[Start of Attachment]

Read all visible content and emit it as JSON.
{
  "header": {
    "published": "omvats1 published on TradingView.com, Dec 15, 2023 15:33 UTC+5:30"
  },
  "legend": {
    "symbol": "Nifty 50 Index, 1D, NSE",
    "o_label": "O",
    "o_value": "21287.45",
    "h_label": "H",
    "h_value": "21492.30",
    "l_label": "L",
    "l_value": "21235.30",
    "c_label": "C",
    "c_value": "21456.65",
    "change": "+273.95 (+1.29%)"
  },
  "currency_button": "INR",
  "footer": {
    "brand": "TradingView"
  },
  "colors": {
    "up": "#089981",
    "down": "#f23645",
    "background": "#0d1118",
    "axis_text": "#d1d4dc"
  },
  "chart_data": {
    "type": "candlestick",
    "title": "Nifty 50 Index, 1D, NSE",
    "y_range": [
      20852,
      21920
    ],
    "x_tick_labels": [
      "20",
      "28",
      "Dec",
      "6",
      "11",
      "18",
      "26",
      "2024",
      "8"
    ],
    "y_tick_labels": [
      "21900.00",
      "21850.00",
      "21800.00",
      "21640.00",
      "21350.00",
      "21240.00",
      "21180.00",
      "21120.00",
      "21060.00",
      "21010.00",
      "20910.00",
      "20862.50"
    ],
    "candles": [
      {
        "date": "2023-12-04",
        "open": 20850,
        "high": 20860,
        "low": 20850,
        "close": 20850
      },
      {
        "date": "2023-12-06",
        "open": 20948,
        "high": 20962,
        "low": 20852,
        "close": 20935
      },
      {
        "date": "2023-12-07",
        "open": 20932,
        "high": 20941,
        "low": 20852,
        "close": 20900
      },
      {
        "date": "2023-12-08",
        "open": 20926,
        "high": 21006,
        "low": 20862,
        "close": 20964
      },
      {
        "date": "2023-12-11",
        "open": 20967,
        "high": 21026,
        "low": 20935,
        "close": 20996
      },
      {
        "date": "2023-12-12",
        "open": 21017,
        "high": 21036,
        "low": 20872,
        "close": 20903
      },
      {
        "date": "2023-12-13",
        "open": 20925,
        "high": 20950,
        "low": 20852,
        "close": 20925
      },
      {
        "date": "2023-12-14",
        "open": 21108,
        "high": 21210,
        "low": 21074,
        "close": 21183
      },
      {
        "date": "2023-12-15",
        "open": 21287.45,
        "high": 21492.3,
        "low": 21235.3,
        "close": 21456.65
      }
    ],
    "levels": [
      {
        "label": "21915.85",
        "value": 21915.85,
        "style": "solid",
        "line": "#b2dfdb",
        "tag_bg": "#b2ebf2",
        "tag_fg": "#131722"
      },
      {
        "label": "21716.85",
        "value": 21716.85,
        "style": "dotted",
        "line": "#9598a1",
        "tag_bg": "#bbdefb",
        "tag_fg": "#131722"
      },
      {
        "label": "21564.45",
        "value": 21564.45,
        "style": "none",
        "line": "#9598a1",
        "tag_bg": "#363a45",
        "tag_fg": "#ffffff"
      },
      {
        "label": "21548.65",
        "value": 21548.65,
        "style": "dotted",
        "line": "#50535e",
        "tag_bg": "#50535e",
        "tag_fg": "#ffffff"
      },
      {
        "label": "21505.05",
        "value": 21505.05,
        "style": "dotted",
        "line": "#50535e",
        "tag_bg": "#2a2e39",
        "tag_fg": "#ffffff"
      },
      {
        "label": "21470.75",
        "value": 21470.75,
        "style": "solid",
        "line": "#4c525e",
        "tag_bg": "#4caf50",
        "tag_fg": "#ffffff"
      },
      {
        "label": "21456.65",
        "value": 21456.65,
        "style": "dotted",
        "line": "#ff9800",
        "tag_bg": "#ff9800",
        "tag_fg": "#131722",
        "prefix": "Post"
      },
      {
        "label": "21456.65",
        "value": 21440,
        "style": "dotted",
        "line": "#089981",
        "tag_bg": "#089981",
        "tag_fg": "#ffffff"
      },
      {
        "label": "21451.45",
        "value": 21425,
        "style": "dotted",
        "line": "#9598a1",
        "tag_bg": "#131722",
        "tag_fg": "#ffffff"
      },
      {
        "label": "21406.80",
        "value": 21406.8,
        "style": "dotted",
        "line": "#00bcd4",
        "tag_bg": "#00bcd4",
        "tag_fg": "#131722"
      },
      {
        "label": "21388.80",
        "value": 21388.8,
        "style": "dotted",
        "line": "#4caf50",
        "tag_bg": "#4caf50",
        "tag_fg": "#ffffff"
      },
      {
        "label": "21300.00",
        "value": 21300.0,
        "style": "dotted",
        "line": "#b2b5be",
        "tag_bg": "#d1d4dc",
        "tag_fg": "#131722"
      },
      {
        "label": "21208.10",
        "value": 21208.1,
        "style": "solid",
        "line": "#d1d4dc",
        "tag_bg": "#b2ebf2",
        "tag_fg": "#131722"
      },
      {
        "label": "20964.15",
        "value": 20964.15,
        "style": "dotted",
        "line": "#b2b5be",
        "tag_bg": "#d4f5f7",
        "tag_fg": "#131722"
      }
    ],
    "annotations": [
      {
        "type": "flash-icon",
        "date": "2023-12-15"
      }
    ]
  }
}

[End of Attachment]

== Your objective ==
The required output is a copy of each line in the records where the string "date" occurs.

== Answer below ==
        "date": "2023-12-04",
        "date": "2023-12-06",
        "date": "2023-12-07",
        "date": "2023-12-08",
        "date": "2023-12-11",
        "date": "2023-12-12",
        "date": "2023-12-13",
        "date": "2023-12-14",
        "date": "2023-12-15",
        "date": "2023-12-15"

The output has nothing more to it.